= TASK ITEM =
Return a copy of each line in the listing that includes the word "image".

= SUPPLIED MATERIAL =
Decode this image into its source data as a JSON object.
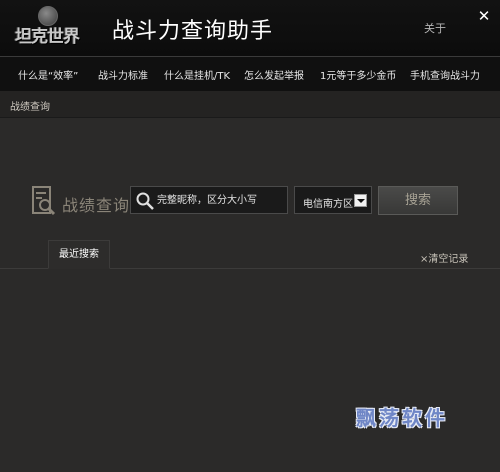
{
  "app": {
    "logo_text": "坦克世界",
    "title": "战斗力查询助手",
    "about_label": "关于",
    "close_symbol": "✕"
  },
  "nav": {
    "items": [
      {
        "label": "什么是“效率”"
      },
      {
        "label": "战斗力标准"
      },
      {
        "label": "什么是挂机/TK"
      },
      {
        "label": "怎么发起举报"
      },
      {
        "label": "1元等于多少金币"
      },
      {
        "label": "手机查询战斗力"
      }
    ]
  },
  "breadcrumb": {
    "current": "战绩查询"
  },
  "search": {
    "section_title": "战绩查询",
    "input_value": "",
    "input_placeholder": "完整昵称，区分大小写",
    "server_selected": "电信南方区",
    "button_label": "搜索"
  },
  "records": {
    "tab_label": "最近搜索",
    "clear_label": "×清空记录",
    "items": []
  },
  "watermark": {
    "text": "飘荡软件",
    "color": "#6f86c6"
  },
  "colors": {
    "background": "#2b2a29",
    "titlebar": "#0c0c0c",
    "navbar": "#101010",
    "muted_title": "#8a8478"
  }
}
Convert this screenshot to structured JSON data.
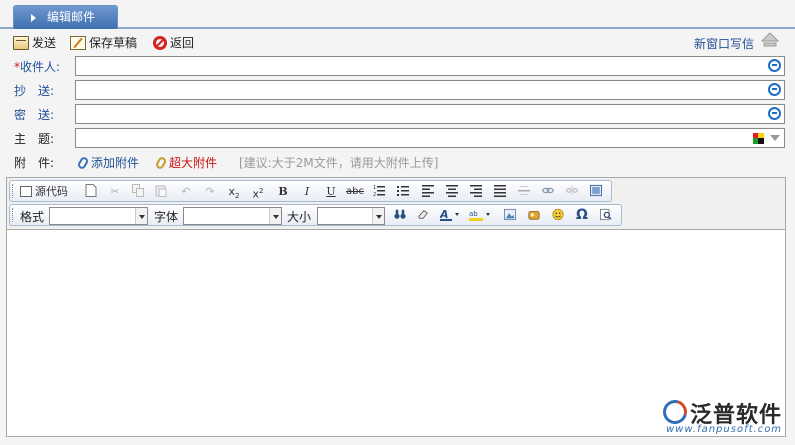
{
  "tab": {
    "title": "编辑邮件"
  },
  "actions": {
    "send": "发送",
    "save_draft": "保存草稿",
    "back": "返回",
    "new_window": "新窗口写信"
  },
  "form": {
    "to_required_mark": "*",
    "to_label": "收件人:",
    "cc_label": "抄　送:",
    "bcc_label": "密　送:",
    "subject_label": "主　题:",
    "attach_label": "附　件:",
    "add_attachment": "添加附件",
    "large_attachment": "超大附件",
    "attach_tip": "[建议:大于2M文件，请用大附件上传]",
    "to_value": "",
    "cc_value": "",
    "bcc_value": "",
    "subject_value": ""
  },
  "editor": {
    "source_label": "源代码",
    "format_label": "格式",
    "font_label": "字体",
    "size_label": "大小",
    "format_value": "",
    "font_value": "",
    "size_value": ""
  },
  "logo": {
    "name": "泛普软件",
    "url": "www.fanpusoft.com"
  }
}
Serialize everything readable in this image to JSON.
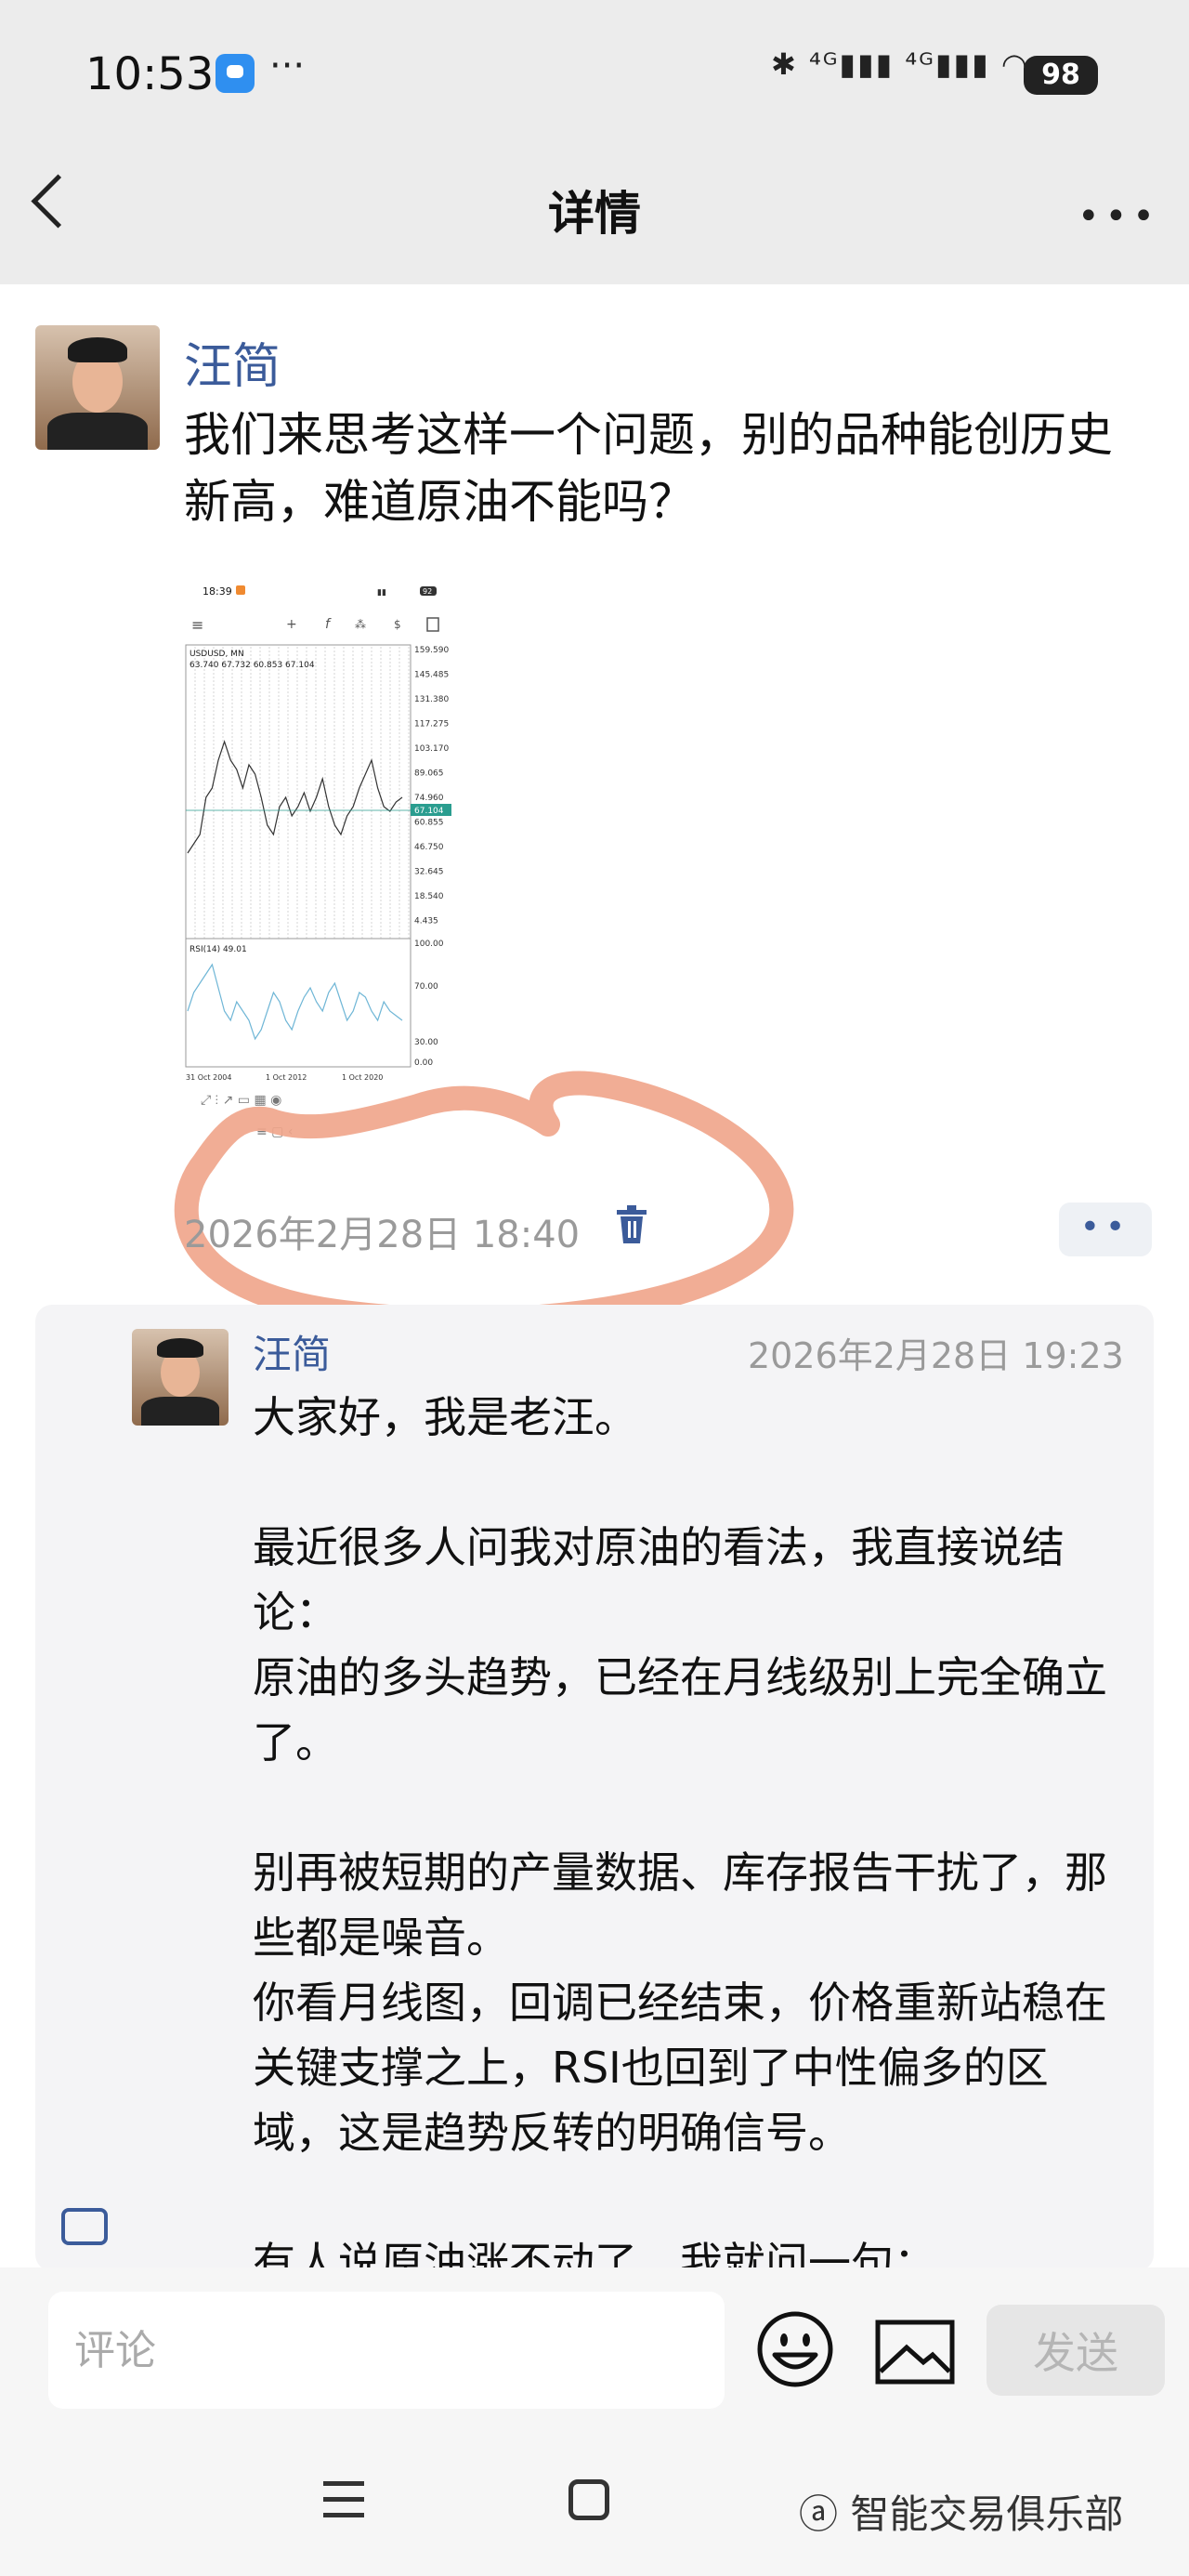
{
  "status_bar": {
    "time": "10:53",
    "more": "···",
    "icons": "✱ ⁴ᴳ▮▮▮ ⁴ᴳ▮▮▮ ◠",
    "battery": "98"
  },
  "header": {
    "title": "详情",
    "more": "•••"
  },
  "post": {
    "author": "汪简",
    "text": "我们来思考这样一个问题，别的品种能创历史新高，难道原油不能吗？",
    "date": "2026年2月28日 18:40",
    "menu": "••"
  },
  "chart_shot": {
    "time": "18:39",
    "battery": "92",
    "symbol": "USDUSD, MN",
    "ohlc": "63.740 67.732 60.853 67.104",
    "price_ticks": [
      "159.590",
      "145.485",
      "131.380",
      "117.275",
      "103.170",
      "89.065",
      "74.960",
      "60.855",
      "46.750",
      "32.645",
      "18.540",
      "4.435"
    ],
    "last_price": "67.104",
    "rsi_label": "RSI(14) 49.01",
    "rsi_ticks": [
      "100.00",
      "70.00",
      "30.00",
      "0.00"
    ],
    "date_ticks": [
      "31 Oct 2004",
      "1 Oct 2012",
      "1 Oct 2020"
    ]
  },
  "comment": {
    "author": "汪简",
    "date": "2026年2月28日 19:23",
    "paragraphs": [
      "大家好，我是老汪。",
      "",
      "最近很多人问我对原油的看法，我直接说结论：",
      "原油的多头趋势，已经在月线级别上完全确立了。",
      "",
      "别再被短期的产量数据、库存报告干扰了，那些都是噪音。",
      "你看月线图，回调已经结束，价格重新站稳在关键支撑之上，RSI也回到了中性偏多的区域，这是趋势反转的明确信号。",
      "",
      "有人说原油涨不动了，我就问一句："
    ]
  },
  "input": {
    "placeholder": "评论",
    "send": "发送"
  },
  "watermark": "智能交易俱乐部"
}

= TASK RESULT =
Decode this image into its source data as a JSON object.
Serialize everything readable in this image to JSON.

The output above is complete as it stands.